*** Opening DATA EXTRACTS ***

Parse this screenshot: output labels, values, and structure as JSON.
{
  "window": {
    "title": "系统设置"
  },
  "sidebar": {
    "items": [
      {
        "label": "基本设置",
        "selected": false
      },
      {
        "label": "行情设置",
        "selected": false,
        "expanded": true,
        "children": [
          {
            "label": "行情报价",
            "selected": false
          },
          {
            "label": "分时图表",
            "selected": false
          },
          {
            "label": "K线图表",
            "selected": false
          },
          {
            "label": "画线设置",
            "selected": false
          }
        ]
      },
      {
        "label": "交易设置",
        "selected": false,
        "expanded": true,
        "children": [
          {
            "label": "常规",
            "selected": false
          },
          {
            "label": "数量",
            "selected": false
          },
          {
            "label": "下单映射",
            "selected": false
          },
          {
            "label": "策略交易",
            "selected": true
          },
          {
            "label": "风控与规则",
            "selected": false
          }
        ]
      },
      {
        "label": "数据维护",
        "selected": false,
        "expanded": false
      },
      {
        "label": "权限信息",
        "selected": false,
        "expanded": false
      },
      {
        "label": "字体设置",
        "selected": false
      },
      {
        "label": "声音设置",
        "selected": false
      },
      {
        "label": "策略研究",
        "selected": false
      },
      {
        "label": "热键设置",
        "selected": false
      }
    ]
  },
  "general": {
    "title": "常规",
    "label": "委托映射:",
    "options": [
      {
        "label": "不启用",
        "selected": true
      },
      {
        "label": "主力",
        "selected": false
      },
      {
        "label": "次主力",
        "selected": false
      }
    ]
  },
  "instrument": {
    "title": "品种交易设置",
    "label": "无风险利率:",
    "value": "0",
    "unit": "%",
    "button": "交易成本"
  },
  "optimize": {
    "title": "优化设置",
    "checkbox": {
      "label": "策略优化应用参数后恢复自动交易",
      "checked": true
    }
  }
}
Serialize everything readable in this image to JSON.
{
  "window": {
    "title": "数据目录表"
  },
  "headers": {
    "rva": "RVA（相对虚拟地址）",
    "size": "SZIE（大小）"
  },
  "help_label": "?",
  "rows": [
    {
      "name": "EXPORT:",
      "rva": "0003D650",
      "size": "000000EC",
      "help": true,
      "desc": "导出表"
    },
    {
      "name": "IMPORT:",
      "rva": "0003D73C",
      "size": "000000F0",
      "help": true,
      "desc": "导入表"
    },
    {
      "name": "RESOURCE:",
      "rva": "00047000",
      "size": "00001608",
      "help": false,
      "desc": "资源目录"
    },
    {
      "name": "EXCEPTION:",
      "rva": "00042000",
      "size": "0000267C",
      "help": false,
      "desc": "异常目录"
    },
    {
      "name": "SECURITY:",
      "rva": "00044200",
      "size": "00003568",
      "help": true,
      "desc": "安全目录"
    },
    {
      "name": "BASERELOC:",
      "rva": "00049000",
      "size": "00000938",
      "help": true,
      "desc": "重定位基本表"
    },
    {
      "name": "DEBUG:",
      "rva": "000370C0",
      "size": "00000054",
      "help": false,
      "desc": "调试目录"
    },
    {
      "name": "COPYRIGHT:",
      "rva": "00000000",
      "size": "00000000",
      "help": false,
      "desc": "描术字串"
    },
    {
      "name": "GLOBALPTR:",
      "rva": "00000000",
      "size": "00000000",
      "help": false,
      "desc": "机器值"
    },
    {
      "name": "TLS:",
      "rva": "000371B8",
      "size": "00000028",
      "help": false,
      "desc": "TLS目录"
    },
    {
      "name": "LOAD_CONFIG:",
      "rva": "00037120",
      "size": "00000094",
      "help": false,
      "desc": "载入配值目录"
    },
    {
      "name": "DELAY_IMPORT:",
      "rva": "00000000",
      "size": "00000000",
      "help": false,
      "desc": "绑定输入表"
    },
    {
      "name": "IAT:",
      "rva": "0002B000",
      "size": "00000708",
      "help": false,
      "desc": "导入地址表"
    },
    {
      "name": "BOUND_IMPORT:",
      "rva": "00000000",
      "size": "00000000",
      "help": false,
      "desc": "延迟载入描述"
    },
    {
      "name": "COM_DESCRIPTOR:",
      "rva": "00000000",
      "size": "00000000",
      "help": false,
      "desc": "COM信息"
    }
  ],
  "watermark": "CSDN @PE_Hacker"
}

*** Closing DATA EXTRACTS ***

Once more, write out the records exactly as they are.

Parse this screenshot: output labels, values, and structure as JSON.
{
  "window": {
    "title": "系统设置"
  },
  "sidebar": {
    "items": [
      {
        "label": "基本设置",
        "selected": false
      },
      {
        "label": "行情设置",
        "selected": false,
        "expanded": true,
        "children": [
          {
            "label": "行情报价",
            "selected": false
          },
          {
            "label": "分时图表",
            "selected": false
          },
          {
            "label": "K线图表",
            "selected": false
          },
          {
            "label": "画线设置",
            "selected": false
          }
        ]
      },
      {
        "label": "交易设置",
        "selected": false,
        "expanded": true,
        "children": [
          {
            "label": "常规",
            "selected": false
          },
          {
            "label": "数量",
            "selected": false
          },
          {
            "label": "下单映射",
            "selected": false
          },
          {
            "label": "策略交易",
            "selected": true
          },
          {
            "label": "风控与规则",
            "selected": false
          }
        ]
      },
      {
        "label": "数据维护",
        "selected": false,
        "expanded": false
      },
      {
        "label": "权限信息",
        "selected": false,
        "expanded": false
      },
      {
        "label": "字体设置",
        "selected": false
      },
      {
        "label": "声音设置",
        "selected": false
      },
      {
        "label": "策略研究",
        "selected": false
      },
      {
        "label": "热键设置",
        "selected": false
      }
    ]
  },
  "general": {
    "title": "常规",
    "label": "委托映射:",
    "options": [
      {
        "label": "不启用",
        "selected": true
      },
      {
        "label": "主力",
        "selected": false
      },
      {
        "label": "次主力",
        "selected": false
      }
    ]
  },
  "instrument": {
    "title": "品种交易设置",
    "label": "无风险利率:",
    "value": "0",
    "unit": "%",
    "button": "交易成本"
  },
  "optimize": {
    "title": "优化设置",
    "checkbox": {
      "label": "策略优化应用参数后恢复自动交易",
      "checked": true
    }
  }
}
Serialize everything readable in this image to JSON.
{
  "window": {
    "title": "数据目录表"
  },
  "headers": {
    "rva": "RVA（相对虚拟地址）",
    "size": "SZIE（大小）"
  },
  "help_label": "?",
  "rows": [
    {
      "name": "EXPORT:",
      "rva": "0003D650",
      "size": "000000EC",
      "help": true,
      "desc": "导出表"
    },
    {
      "name": "IMPORT:",
      "rva": "0003D73C",
      "size": "000000F0",
      "help": true,
      "desc": "导入表"
    },
    {
      "name": "RESOURCE:",
      "rva": "00047000",
      "size": "00001608",
      "help": false,
      "desc": "资源目录"
    },
    {
      "name": "EXCEPTION:",
      "rva": "00042000",
      "size": "0000267C",
      "help": false,
      "desc": "异常目录"
    },
    {
      "name": "SECURITY:",
      "rva": "00044200",
      "size": "00003568",
      "help": true,
      "desc": "安全目录"
    },
    {
      "name": "BASERELOC:",
      "rva": "00049000",
      "size": "00000938",
      "help": true,
      "desc": "重定位基本表"
    },
    {
      "name": "DEBUG:",
      "rva": "000370C0",
      "size": "00000054",
      "help": false,
      "desc": "调试目录"
    },
    {
      "name": "COPYRIGHT:",
      "rva": "00000000",
      "size": "00000000",
      "help": false,
      "desc": "描术字串"
    },
    {
      "name": "GLOBALPTR:",
      "rva": "00000000",
      "size": "00000000",
      "help": false,
      "desc": "机器值"
    },
    {
      "name": "TLS:",
      "rva": "000371B8",
      "size": "00000028",
      "help": false,
      "desc": "TLS目录"
    },
    {
      "name": "LOAD_CONFIG:",
      "rva": "00037120",
      "size": "00000094",
      "help": false,
      "desc": "载入配值目录"
    },
    {
      "name": "DELAY_IMPORT:",
      "rva": "00000000",
      "size": "00000000",
      "help": false,
      "desc": "绑定输入表"
    },
    {
      "name": "IAT:",
      "rva": "0002B000",
      "size": "00000708",
      "help": false,
      "desc": "导入地址表"
    },
    {
      "name": "BOUND_IMPORT:",
      "rva": "00000000",
      "size": "00000000",
      "help": false,
      "desc": "延迟载入描述"
    },
    {
      "name": "COM_DESCRIPTOR:",
      "rva": "00000000",
      "size": "00000000",
      "help": false,
      "desc": "COM信息"
    }
  ],
  "watermark": "CSDN @PE_Hacker"
}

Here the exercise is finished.